A completed draft of the 802.11n fast Wi-Fi standard could be ready to vote on this week – signalling greater acceptance and a flood of products later this year.
The IEEE fast Wi-Fi standard, which will operate at up to 200Mbps (megabits per second), is expected to take a significant step closer to reality this week, when the Task Group N in the IEEE's 802.11 LAN Working Group completes a draft which can be voted on, according to Glenn Fleishman of Wi-Fi Net News.
"The IEEE is a consensus-driven standards group, so its process grinds slowly," warns Fleishman. The process of creating a standard faster than the current 802.11g has been slower than usual. Two competing proposals reached stalemate in 2005, but a vendor consortium put together a proposal which became a first draft for the standards group to work on.

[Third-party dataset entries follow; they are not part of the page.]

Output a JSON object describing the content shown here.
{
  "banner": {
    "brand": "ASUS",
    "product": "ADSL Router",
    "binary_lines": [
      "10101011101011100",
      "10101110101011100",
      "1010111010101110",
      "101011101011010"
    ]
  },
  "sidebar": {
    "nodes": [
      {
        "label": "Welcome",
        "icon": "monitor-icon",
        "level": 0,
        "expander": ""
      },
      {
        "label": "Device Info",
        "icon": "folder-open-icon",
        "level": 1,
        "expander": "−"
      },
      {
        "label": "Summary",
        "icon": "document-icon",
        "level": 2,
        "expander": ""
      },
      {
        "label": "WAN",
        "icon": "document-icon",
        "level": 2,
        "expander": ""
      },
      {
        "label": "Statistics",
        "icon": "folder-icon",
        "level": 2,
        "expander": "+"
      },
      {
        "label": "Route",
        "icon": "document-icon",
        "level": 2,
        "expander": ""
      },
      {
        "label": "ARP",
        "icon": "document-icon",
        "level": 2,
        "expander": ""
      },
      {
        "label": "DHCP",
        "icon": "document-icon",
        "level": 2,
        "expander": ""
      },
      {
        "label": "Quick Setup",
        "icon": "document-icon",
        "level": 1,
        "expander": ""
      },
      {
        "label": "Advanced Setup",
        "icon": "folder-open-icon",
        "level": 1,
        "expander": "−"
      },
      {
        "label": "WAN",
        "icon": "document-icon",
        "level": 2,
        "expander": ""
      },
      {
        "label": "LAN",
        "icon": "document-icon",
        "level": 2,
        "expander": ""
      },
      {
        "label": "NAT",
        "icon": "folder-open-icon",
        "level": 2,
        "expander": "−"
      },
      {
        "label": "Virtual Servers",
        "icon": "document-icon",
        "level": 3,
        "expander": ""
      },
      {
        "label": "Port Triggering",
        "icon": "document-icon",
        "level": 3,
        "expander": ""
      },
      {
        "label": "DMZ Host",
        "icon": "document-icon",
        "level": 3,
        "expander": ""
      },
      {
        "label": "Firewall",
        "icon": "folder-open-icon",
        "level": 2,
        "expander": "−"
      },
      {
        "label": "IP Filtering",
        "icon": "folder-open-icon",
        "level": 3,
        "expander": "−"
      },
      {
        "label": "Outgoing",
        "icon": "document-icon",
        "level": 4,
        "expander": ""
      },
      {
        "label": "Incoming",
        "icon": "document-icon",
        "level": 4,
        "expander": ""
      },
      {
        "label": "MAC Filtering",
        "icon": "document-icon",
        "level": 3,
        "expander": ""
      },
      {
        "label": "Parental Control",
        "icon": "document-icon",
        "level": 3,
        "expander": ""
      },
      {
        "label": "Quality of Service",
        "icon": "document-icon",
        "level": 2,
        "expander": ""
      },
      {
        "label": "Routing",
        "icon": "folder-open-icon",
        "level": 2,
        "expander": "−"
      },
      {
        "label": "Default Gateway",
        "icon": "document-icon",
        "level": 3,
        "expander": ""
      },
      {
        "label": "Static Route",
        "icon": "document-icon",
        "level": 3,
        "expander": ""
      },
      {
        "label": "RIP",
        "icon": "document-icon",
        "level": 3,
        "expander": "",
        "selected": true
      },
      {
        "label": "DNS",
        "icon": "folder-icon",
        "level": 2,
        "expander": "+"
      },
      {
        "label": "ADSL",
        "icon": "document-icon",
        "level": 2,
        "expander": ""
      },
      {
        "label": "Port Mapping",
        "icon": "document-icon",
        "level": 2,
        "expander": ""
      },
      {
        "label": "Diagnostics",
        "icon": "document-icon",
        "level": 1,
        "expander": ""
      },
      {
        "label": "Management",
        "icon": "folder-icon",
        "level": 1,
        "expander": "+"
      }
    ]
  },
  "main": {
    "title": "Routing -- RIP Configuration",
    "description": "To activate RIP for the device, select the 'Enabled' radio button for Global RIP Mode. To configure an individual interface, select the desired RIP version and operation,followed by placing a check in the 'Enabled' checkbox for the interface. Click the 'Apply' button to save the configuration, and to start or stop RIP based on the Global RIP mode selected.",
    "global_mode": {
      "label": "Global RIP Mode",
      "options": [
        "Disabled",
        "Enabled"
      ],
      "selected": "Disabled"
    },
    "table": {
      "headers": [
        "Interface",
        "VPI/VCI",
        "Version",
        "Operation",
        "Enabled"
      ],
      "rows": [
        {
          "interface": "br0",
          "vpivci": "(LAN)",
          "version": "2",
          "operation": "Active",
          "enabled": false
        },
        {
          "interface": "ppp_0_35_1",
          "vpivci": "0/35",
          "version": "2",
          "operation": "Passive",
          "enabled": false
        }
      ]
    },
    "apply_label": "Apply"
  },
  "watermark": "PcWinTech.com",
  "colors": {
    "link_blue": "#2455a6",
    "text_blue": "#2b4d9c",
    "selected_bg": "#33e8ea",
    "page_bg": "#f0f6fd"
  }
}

'Draft-N' products, based on Draft 1.0 of the specification, were swiftly delivered, but gave disappointing performance (see our reviews of Netgear DG834N, Linksys WRT300N, Belkin N1, D-Link Rangebooster N650 and Buffalo Airstation Nfiniti).
The Working Group could approve Draft 2.0 this week, which can then proceed to a letter ballot before the IEEE meeting in March – after which further changes are possible, but the eventual standard would get the IEEE rubber-stamp in 2008.
The Wi-Fi Alliance expects Draft 2.0 to be stable enough for the branding programme it announced last August, and vendors are expected to jump on the bandwagon, with laptop makers adding Draft-N cards, and silicon vendors arguing that Draft 2.0 will make 802.11n acceptable. Business WLAN makers are users are expected to wait till the formal standard in 2008, however.